═══ Material shown ═══

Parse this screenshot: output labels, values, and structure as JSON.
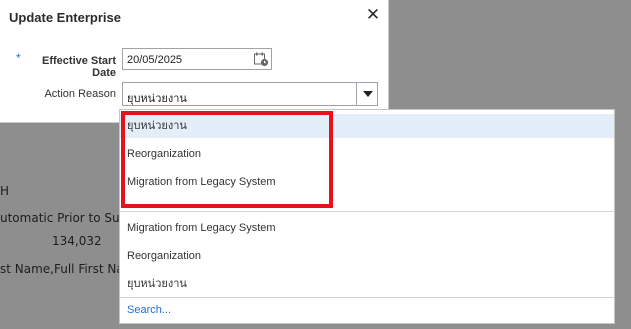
{
  "dialog": {
    "title": "Update Enterprise",
    "required_marker": "*",
    "start_date_label": "Effective Start Date",
    "start_date_value": "20/05/2025",
    "action_reason_label": "Action Reason",
    "action_reason_value": "ยุบหน่วยงาน"
  },
  "dropdown": {
    "recent_options": [
      "ยุบหน่วยงาน",
      "Reorganization",
      "Migration from Legacy System"
    ],
    "all_options": [
      "Migration from Legacy System",
      "Reorganization",
      "ยุบหน่วยงาน"
    ],
    "search_label": "Search..."
  },
  "background": {
    "line1": "H",
    "line2": "utomatic Prior to Submi",
    "line3": "134,032",
    "line4": "st Name,Full First Name"
  },
  "colors": {
    "highlight": "#e4eef8",
    "link": "#1d6fd6",
    "annotation": "#e3121b"
  }
}
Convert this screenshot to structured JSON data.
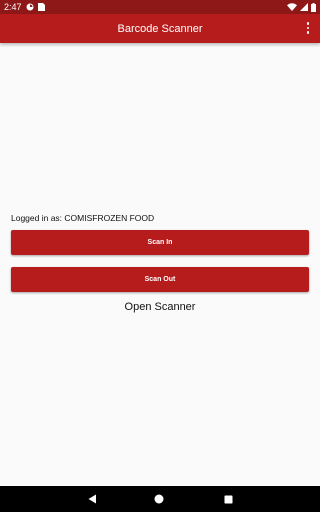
{
  "status_bar": {
    "time": "2:47",
    "icons": [
      "sync-icon",
      "sim-icon",
      "wifi-icon",
      "signal-icon",
      "battery-icon"
    ]
  },
  "app_bar": {
    "title": "Barcode Scanner",
    "menu_icon": "more-vert-icon"
  },
  "main": {
    "logged_in_text": "Logged in as: COMISFROZEN FOOD",
    "scan_in_label": "Scan In",
    "scan_out_label": "Scan Out",
    "open_scanner_label": "Open Scanner"
  },
  "nav_bar": {
    "icons": [
      "back-icon",
      "home-icon",
      "recents-icon"
    ]
  },
  "colors": {
    "status_bar": "#8e1818",
    "primary": "#b71c1c",
    "background": "#fafafa"
  }
}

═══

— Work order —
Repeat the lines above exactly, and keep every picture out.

— Response —
Parse this screenshot: output labels, values, and structure as JSON.
{
  "dialog": {
    "title": "Update Enterprise",
    "required_marker": "*",
    "start_date_label": "Effective Start Date",
    "start_date_value": "20/05/2025",
    "action_reason_label": "Action Reason",
    "action_reason_value": "ยุบหน่วยงาน"
  },
  "dropdown": {
    "recent_options": [
      "ยุบหน่วยงาน",
      "Reorganization",
      "Migration from Legacy System"
    ],
    "all_options": [
      "Migration from Legacy System",
      "Reorganization",
      "ยุบหน่วยงาน"
    ],
    "search_label": "Search..."
  },
  "background": {
    "line1": "H",
    "line2": "utomatic Prior to Submi",
    "line3": "134,032",
    "line4": "st Name,Full First Name"
  },
  "colors": {
    "highlight": "#e4eef8",
    "link": "#1d6fd6",
    "annotation": "#e3121b"
  }
}
Convert this screenshot to structured JSON data.
{
  "status_bar": {
    "time": "2:47",
    "icons": [
      "sync-icon",
      "sim-icon",
      "wifi-icon",
      "signal-icon",
      "battery-icon"
    ]
  },
  "app_bar": {
    "title": "Barcode Scanner",
    "menu_icon": "more-vert-icon"
  },
  "main": {
    "logged_in_text": "Logged in as: COMISFROZEN FOOD",
    "scan_in_label": "Scan In",
    "scan_out_label": "Scan Out",
    "open_scanner_label": "Open Scanner"
  },
  "nav_bar": {
    "icons": [
      "back-icon",
      "home-icon",
      "recents-icon"
    ]
  },
  "colors": {
    "status_bar": "#8e1818",
    "primary": "#b71c1c",
    "background": "#fafafa"
  }
}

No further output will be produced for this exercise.